Problem:
Go through the entries below and copy every line that holds the word "true".

[Records contained in a dataset]
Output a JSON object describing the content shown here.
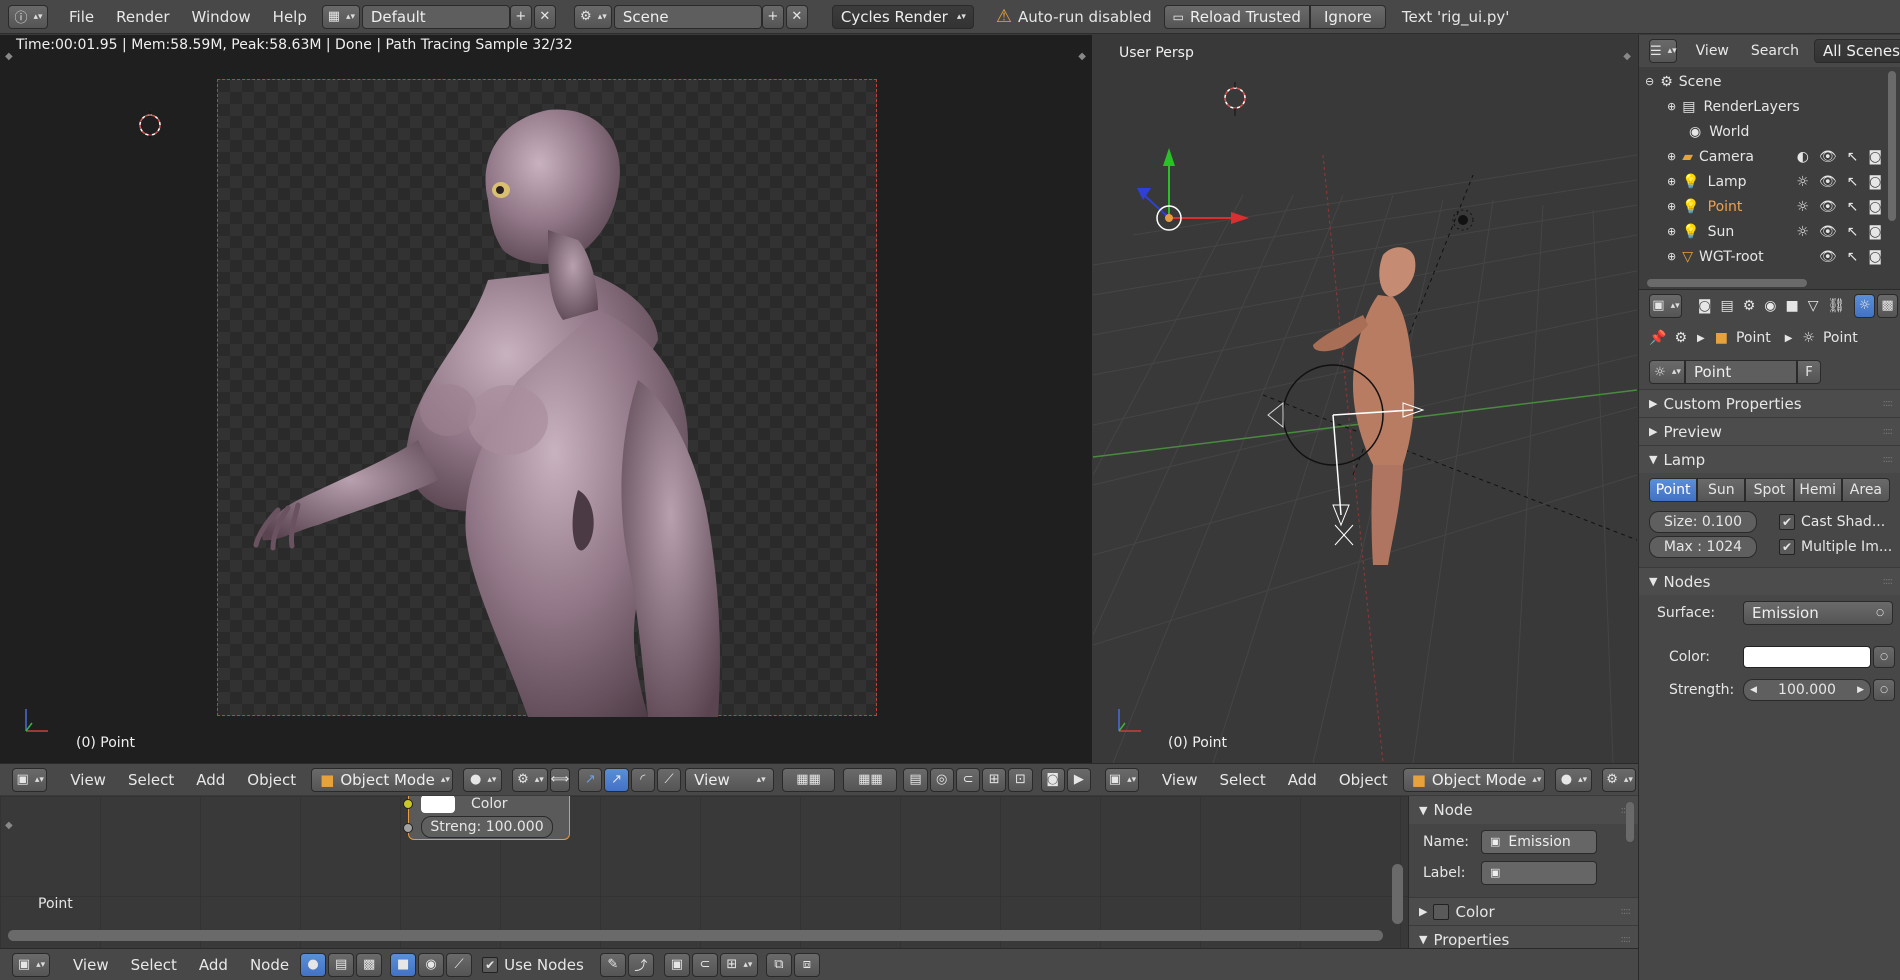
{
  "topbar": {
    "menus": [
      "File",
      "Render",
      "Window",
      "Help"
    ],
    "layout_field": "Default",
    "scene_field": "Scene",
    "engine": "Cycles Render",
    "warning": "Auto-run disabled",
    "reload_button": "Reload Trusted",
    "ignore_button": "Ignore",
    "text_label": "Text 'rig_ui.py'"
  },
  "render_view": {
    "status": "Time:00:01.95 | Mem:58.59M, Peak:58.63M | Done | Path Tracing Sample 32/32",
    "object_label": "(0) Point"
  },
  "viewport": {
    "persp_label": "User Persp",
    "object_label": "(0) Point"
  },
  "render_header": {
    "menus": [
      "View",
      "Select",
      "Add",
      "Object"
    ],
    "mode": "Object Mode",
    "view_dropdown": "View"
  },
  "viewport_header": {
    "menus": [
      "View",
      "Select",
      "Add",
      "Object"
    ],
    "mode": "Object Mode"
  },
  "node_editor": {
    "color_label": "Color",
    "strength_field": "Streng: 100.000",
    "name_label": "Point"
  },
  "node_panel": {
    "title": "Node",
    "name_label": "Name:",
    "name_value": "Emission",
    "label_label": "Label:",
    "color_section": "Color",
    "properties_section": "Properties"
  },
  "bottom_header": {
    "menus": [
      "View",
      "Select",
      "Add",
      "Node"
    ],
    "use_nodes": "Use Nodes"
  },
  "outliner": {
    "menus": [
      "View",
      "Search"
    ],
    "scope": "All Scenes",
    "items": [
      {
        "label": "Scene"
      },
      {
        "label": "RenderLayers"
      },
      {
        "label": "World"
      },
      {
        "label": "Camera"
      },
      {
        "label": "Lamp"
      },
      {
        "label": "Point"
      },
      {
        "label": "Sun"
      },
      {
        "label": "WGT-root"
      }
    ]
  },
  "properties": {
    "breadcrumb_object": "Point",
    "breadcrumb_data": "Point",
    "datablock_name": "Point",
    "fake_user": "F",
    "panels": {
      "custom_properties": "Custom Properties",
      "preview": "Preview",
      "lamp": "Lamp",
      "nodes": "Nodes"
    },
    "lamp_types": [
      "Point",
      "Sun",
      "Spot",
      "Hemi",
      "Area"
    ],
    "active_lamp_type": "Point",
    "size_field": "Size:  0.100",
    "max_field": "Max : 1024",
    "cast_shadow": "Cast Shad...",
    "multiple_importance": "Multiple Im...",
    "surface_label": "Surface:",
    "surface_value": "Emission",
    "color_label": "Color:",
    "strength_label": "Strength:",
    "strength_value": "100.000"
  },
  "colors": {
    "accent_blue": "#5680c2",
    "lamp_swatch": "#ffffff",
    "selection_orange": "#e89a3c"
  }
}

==

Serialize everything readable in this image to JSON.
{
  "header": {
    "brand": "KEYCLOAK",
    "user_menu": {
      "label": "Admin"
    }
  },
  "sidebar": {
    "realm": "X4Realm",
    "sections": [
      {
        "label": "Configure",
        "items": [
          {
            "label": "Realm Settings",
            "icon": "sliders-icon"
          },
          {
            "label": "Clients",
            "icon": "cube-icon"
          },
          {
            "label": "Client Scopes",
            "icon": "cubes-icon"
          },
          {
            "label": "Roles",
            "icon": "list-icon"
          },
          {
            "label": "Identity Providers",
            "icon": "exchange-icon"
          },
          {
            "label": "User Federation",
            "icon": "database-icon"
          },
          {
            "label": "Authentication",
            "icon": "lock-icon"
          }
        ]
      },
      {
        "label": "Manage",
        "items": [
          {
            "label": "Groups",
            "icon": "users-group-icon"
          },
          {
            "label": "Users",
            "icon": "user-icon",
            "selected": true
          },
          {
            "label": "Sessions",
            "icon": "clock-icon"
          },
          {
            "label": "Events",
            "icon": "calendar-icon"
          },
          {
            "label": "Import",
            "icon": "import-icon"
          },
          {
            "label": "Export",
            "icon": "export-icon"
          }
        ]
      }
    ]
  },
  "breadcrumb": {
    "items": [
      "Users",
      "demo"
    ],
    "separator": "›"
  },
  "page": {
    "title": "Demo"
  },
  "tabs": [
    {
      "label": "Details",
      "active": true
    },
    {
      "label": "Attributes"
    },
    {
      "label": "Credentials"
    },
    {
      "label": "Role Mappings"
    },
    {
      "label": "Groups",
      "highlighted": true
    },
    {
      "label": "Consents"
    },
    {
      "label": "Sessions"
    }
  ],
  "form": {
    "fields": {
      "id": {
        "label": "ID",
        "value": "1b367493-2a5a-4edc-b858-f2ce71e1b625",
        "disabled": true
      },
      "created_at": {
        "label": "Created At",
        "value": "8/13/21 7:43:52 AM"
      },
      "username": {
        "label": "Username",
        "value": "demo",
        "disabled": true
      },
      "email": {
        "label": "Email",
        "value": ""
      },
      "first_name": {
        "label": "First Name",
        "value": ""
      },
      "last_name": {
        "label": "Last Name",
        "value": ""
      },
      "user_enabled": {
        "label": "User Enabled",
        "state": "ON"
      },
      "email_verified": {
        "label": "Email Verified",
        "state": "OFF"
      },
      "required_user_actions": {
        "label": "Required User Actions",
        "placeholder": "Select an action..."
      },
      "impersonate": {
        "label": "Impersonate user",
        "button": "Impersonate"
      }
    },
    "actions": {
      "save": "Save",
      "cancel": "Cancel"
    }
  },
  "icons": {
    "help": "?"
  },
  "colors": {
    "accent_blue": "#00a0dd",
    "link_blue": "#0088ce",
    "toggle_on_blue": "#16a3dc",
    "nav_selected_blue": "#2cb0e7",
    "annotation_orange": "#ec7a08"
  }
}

Result for this task:
            "selected": true
      "active": true
      "highlighted": true
        "disabled": true
        "disabled": true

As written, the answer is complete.